Wait. Are you telling me Jesus was a dragon?
So. I’m editing. After talking with Kate at Candlemark & Gleam on a few plot issues, we agreed that expanding Pilgrim of the Sky in a few places is definitely the way to go. Initially my goal was to write an 80,000 word novel. For some weird reason in 2008, when the book was written, I was under the opinion that this was What I Needed to Do. Keep in mind that the second draft of The Aldersgate was a whopping 160,000, and you can probably see that my intentions were well-founded.
However. To get the book to where I want it to be for publication I need to add some stuff. I need to fluff out the world a bit, bring out a few of the characters who fell by the wayside (Joss Raddick and John Iosheka in particular) and just generally go in with a finer brush.
At this point I’m about 1/3 through on the first pass edits, and just finished my first bonus scene in which there is a magic compact and frequent use of the word transcorporeal. Also, some debate as to whether or not Jesus was a dragon. (He wasn’t.)
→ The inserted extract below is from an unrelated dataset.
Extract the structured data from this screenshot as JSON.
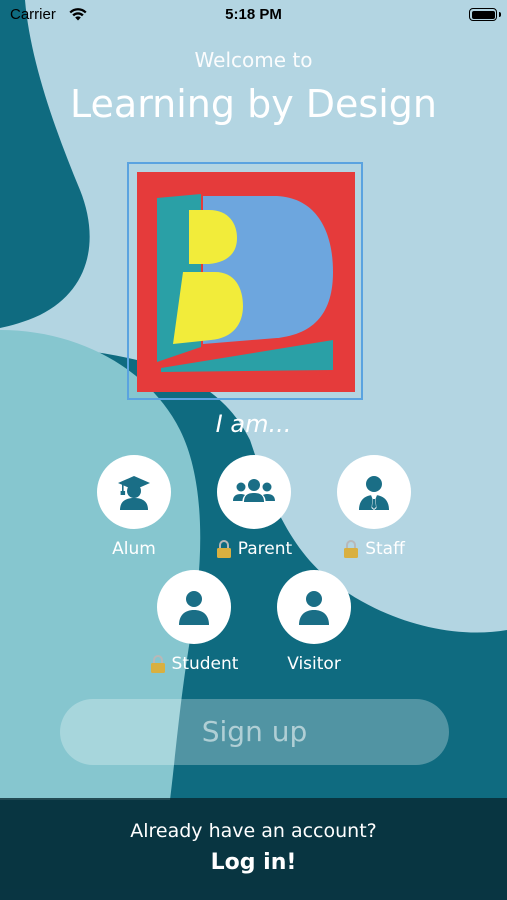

But anyway. I’ve got a net gain of about 1K at this point, but I anticipate much more heading into the meat and potatoes of the book. Oddly I also cut down on cursing. Much of the dialogue was written ages ago (what feels like) and I’m spending a lot of time making it flow better. It’s not so hard with Randall, who speaks more or less like most of the characters I write (i.e. a sort of casual Victorian thing)–but my main character is from the present. And this whole talking like a normal person thing is just harder for me.
Yes, I like editing and I have a hard time writing modern dialogue. I’m weird. (My husband Michael thinks that the difficulty stems from years of MUSHing; I think it’s just from years of reading very little that takes place any time after 1900).
So, considering I’m back in the swing of things I thought I’d present a shorter update/status/metrics thing. Behold!
One thing I loved: The elevator. There’s an elevator in the Roths’ house and I absolutely adore it. It’s all shiny and weird and steampunk and uber-Victorian. It’s really dorky to love an elevator, but there you go.
One thing I loathed: Well, there are quite a few things I loathed, but I got rid of them. This is why editing is fun. Mostly they were large chunks of exposition that said something to the effect of “Maddie felt frightened and/or on the verge of panic and didn’t know if she should trust Matilda/Randall.” The delete key, it is my friend.
Best quote: Randall has just taken Maddie to his office, which he shares with one J. G. Iosheka, who is apparently not in attendance.
“Who’s J. G. Iosheka?” asked Maddie, shivering into her stole. It was alarmingly cold in the office. There was a fireplace, buried behind a chest of drawers, but likely not much of a chance that it was in working condition.
“That’s who I’ve brought you here to talk to,” Randall said, going over to the cluttered desk. He removed a ring of keys from his pocket, and after a few tries—no doubt due to the decidedly dim light—he got the drawer open.
“He’s not in your desk, I hope,” Maddie said. She noticed a row of pickled specimens on the other side of the room and pointed. “Or over there.”
Randall laughed. “Dear me, no. But those are his. He’s a bit of a biologist. But it’s been some time since we shared the office, though I keep his things here as a matter of sentiment, I suppose.”
“He’s not here and you want me to talk to him?” Maddie asked. Perhaps Randall was more addled than she had been led to believe.
Worst quote: (Not a quote, but some juicy pre-dialogue mess) Randall shook his head, shaking his hand. (He’s all shook up, see?)
Thoughts: I really like Maddie’s sense of humor, her dry sarcasm and occasional wise-cracks. I’m trying to make that a little more apparent in this draft. But she’s one of the most humorous main characters I’ve written (at least intentionally so; I’ve got plenty of MCs who have no idea how hilarious they are at all). Her situation–being sucked into a weird, Victorianized version of her own world–makes for plenty of absurd moments.
Around the Bend: More John Iosheka, the Wilds, and Mother Mary. Yes, this all makes perfect sense to me. Also, going to have to tidy up those more intimate scenes… wait, that just sounds wrong.